Start of DATA FOR PROCESSING

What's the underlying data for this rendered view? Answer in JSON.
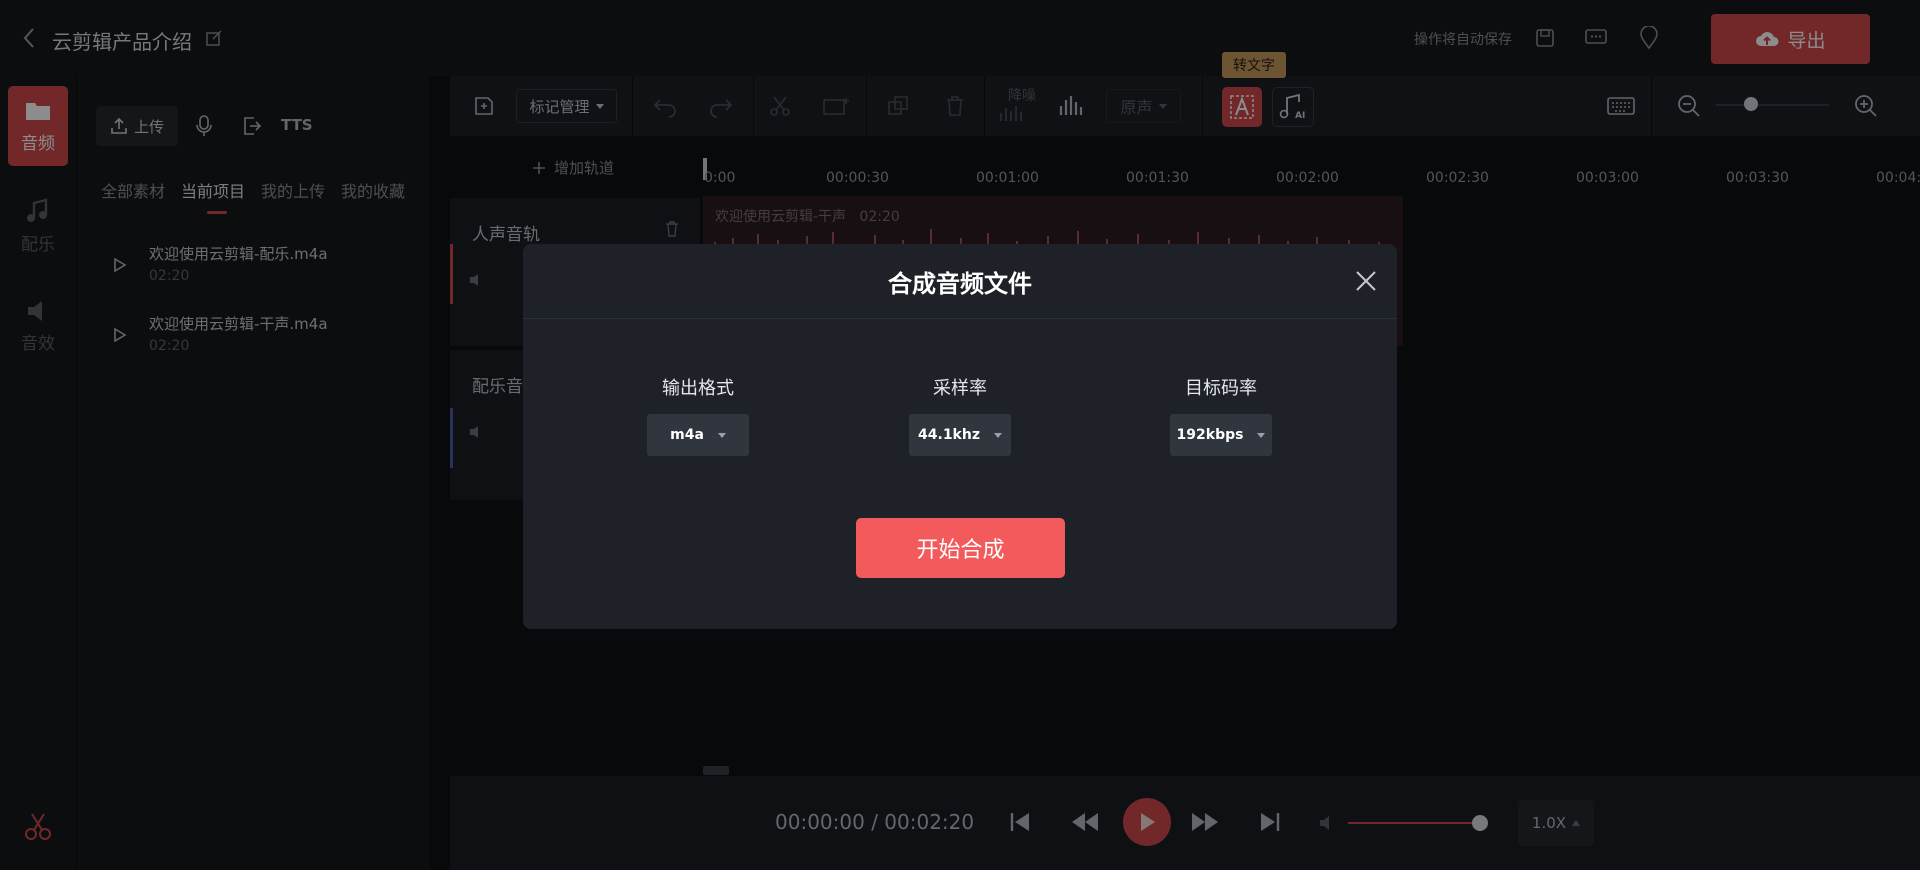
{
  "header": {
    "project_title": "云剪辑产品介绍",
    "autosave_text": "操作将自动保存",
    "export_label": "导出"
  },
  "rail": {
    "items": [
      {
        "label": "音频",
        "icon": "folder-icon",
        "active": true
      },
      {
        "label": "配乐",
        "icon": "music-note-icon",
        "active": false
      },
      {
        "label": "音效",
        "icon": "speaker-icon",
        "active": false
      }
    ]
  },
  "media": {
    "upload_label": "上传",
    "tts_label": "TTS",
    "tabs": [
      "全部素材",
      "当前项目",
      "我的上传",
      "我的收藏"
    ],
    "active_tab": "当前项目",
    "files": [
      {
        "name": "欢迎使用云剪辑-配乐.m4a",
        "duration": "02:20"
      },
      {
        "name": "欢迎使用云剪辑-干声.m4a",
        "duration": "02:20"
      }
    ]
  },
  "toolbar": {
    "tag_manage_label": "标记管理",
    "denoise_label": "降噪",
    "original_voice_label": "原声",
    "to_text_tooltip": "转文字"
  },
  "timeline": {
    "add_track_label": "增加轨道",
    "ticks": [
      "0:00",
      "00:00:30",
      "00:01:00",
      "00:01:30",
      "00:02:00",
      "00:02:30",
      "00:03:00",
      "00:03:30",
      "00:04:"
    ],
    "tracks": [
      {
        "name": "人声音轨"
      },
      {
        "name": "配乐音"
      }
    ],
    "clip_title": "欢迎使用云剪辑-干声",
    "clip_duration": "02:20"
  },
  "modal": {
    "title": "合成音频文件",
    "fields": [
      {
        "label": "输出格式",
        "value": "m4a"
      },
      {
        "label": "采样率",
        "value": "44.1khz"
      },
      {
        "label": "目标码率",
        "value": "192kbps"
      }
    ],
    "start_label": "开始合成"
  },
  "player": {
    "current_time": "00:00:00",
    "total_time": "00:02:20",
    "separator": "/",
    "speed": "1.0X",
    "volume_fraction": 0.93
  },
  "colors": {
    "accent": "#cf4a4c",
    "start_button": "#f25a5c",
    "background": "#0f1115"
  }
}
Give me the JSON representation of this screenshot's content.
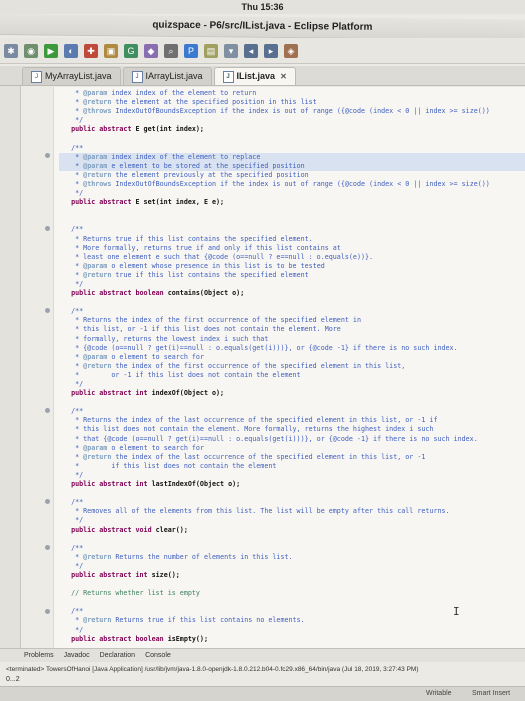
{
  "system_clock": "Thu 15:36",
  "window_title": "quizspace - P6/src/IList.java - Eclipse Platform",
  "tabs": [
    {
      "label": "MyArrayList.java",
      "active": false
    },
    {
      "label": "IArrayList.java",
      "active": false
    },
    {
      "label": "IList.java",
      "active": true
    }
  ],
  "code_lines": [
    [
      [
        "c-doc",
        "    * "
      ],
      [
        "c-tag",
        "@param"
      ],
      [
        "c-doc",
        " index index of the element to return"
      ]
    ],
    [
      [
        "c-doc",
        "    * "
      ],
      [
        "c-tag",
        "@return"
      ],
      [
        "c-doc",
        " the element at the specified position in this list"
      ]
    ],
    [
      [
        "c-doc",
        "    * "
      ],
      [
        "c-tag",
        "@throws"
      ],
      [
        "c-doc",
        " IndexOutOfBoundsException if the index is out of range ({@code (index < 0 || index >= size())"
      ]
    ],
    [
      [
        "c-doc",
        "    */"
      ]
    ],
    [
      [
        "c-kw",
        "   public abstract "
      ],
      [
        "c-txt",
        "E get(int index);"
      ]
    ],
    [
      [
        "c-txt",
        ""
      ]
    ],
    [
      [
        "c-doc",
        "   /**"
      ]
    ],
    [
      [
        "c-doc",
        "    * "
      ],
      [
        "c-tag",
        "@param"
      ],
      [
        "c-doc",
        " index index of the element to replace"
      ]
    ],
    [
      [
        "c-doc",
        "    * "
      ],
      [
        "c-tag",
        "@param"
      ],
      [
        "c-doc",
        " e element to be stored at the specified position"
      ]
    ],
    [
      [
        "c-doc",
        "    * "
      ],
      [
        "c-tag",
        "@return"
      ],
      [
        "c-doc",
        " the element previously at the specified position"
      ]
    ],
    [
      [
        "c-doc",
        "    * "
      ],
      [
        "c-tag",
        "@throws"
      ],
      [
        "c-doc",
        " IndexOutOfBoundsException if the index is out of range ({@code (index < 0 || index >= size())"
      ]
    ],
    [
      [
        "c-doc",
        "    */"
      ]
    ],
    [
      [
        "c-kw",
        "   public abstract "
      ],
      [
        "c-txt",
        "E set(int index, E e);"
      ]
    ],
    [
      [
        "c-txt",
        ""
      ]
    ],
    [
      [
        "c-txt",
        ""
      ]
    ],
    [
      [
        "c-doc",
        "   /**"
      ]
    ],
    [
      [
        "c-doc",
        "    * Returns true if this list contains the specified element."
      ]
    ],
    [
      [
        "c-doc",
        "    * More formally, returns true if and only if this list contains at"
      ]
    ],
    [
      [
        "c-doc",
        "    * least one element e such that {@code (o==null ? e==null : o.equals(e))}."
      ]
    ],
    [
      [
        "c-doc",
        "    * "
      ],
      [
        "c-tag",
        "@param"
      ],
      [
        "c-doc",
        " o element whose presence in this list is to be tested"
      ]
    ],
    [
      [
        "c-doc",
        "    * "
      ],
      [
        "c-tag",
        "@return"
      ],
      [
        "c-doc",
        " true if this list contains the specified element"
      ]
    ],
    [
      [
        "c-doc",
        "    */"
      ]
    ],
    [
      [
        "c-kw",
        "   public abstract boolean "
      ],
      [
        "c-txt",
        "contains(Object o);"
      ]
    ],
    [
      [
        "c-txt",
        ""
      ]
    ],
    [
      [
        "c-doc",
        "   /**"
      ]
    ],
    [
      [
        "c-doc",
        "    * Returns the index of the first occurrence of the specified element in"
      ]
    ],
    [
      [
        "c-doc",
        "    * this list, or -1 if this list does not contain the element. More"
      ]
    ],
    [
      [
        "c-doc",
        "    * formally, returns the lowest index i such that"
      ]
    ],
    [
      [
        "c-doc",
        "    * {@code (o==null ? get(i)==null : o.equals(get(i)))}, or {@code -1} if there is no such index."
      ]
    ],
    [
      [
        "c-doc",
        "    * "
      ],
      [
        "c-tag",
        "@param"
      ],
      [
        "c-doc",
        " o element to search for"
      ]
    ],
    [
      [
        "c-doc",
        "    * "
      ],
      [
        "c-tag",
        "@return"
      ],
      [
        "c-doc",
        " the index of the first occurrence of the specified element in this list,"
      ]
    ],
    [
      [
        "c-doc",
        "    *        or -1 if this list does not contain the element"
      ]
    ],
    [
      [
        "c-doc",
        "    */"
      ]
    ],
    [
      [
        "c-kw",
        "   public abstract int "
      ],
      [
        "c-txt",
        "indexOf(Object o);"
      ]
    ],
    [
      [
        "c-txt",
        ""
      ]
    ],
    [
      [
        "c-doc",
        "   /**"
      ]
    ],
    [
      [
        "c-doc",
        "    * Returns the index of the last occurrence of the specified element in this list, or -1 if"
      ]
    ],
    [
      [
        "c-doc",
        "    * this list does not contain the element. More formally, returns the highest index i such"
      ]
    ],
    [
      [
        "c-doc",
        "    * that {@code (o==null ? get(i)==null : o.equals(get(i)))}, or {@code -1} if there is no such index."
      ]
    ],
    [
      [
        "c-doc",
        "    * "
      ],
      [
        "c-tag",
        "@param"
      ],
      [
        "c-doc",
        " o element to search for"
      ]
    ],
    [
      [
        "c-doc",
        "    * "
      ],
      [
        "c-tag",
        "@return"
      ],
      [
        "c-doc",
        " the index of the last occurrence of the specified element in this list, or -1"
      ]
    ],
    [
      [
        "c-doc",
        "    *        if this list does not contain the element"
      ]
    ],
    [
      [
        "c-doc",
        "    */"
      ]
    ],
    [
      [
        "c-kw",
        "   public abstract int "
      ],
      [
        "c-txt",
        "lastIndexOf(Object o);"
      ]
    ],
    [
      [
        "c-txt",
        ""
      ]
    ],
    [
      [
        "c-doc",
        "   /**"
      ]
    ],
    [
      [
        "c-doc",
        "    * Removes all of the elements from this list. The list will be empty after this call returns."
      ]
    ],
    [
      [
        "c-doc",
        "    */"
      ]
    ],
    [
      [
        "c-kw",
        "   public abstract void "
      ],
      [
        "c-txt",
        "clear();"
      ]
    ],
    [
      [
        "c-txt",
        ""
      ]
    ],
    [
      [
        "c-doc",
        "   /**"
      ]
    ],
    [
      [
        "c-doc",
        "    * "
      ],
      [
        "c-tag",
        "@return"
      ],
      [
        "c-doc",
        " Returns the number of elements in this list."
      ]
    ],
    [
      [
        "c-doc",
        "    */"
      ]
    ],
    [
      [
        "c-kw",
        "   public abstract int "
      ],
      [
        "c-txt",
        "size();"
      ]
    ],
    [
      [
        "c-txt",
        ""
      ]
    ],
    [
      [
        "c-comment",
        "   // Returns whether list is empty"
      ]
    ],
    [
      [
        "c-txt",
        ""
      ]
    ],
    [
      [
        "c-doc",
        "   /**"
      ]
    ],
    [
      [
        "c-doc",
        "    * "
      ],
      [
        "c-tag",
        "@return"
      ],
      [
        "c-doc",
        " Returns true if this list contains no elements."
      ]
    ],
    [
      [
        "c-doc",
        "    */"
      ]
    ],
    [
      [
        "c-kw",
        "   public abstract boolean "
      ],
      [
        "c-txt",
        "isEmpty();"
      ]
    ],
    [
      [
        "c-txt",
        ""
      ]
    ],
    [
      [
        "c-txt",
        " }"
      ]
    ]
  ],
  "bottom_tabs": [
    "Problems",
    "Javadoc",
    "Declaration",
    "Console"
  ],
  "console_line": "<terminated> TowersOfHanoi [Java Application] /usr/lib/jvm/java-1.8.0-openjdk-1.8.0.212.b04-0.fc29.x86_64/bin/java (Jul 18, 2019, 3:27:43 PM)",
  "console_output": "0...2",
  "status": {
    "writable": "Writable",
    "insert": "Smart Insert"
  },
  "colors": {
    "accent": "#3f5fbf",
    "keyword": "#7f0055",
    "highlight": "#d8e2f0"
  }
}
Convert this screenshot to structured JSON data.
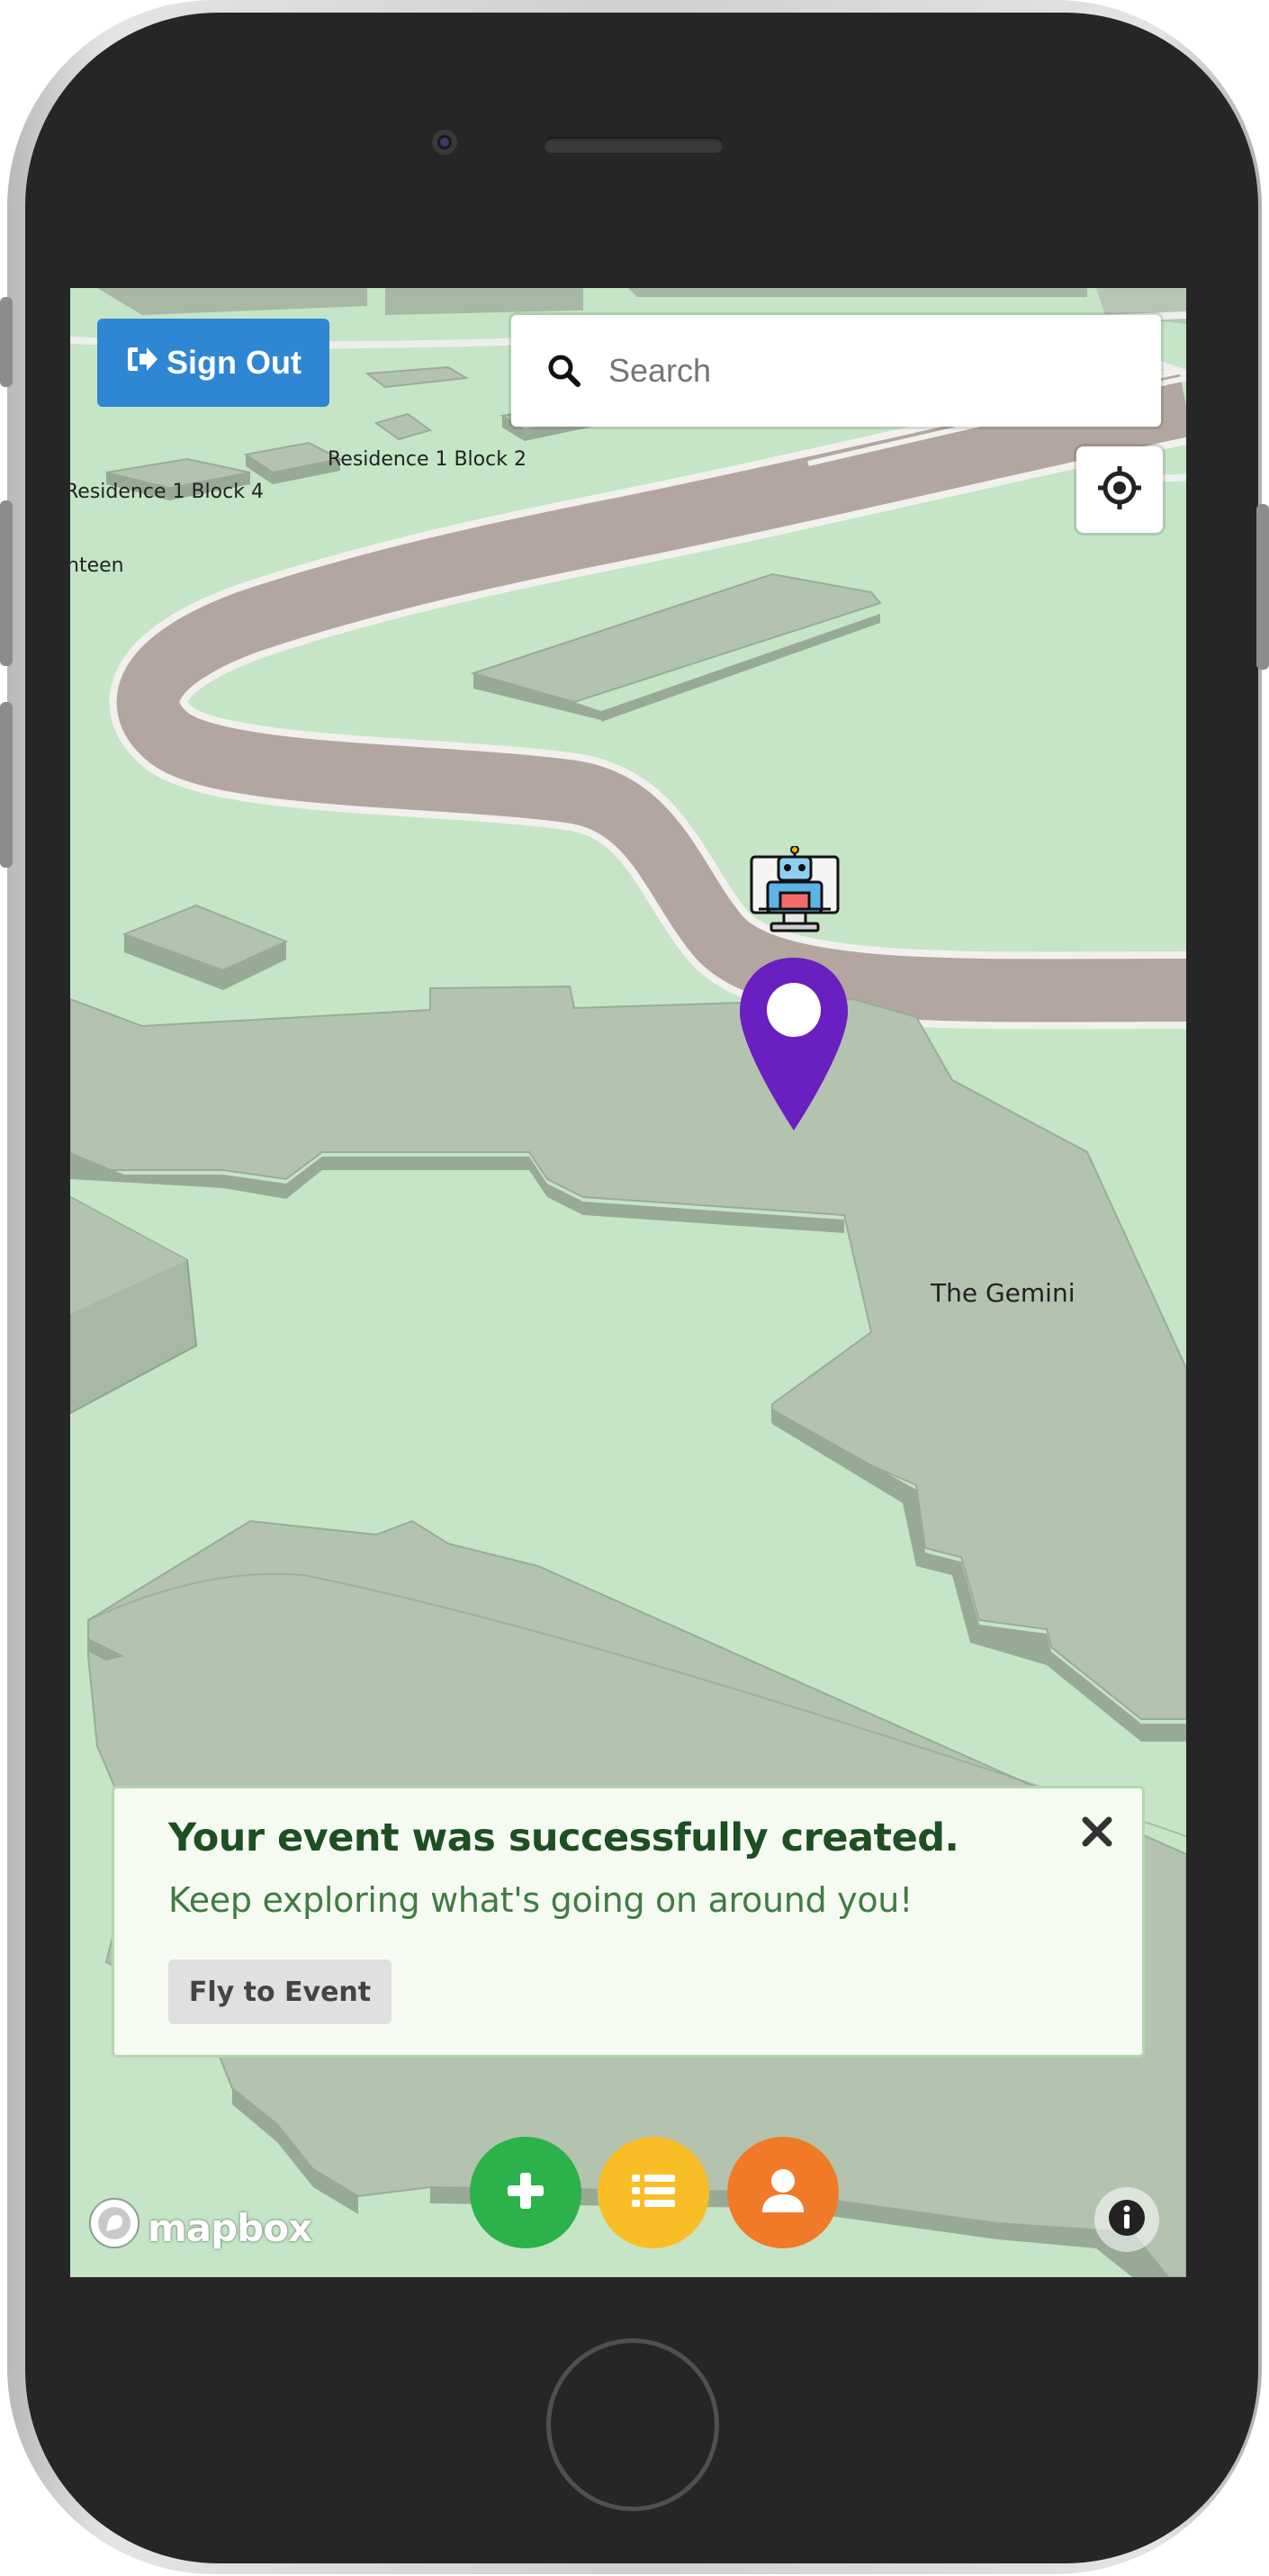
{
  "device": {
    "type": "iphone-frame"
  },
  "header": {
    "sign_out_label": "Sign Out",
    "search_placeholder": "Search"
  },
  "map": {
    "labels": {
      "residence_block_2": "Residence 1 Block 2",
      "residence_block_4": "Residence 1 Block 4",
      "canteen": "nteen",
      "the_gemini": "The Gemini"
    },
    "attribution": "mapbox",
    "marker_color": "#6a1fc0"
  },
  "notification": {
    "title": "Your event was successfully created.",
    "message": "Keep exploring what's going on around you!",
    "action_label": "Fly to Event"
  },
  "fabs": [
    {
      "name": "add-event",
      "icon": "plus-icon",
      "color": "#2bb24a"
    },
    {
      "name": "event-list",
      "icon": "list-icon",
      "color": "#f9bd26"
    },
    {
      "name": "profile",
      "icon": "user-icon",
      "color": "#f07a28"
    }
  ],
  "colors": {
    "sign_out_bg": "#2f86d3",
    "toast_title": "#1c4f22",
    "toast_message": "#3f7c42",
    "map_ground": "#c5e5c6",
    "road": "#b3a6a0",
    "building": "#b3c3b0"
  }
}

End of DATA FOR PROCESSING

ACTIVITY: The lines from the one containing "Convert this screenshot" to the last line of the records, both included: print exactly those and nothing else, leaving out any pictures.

RESULT FOR THIS EXERCISE:
Convert this screenshot to structured JSON data.
{
  "device": {
    "type": "iphone-frame"
  },
  "header": {
    "sign_out_label": "Sign Out",
    "search_placeholder": "Search"
  },
  "map": {
    "labels": {
      "residence_block_2": "Residence 1 Block 2",
      "residence_block_4": "Residence 1 Block 4",
      "canteen": "nteen",
      "the_gemini": "The Gemini"
    },
    "attribution": "mapbox",
    "marker_color": "#6a1fc0"
  },
  "notification": {
    "title": "Your event was successfully created.",
    "message": "Keep exploring what's going on around you!",
    "action_label": "Fly to Event"
  },
  "fabs": [
    {
      "name": "add-event",
      "icon": "plus-icon",
      "color": "#2bb24a"
    },
    {
      "name": "event-list",
      "icon": "list-icon",
      "color": "#f9bd26"
    },
    {
      "name": "profile",
      "icon": "user-icon",
      "color": "#f07a28"
    }
  ],
  "colors": {
    "sign_out_bg": "#2f86d3",
    "toast_title": "#1c4f22",
    "toast_message": "#3f7c42",
    "map_ground": "#c5e5c6",
    "road": "#b3a6a0",
    "building": "#b3c3b0"
  }
}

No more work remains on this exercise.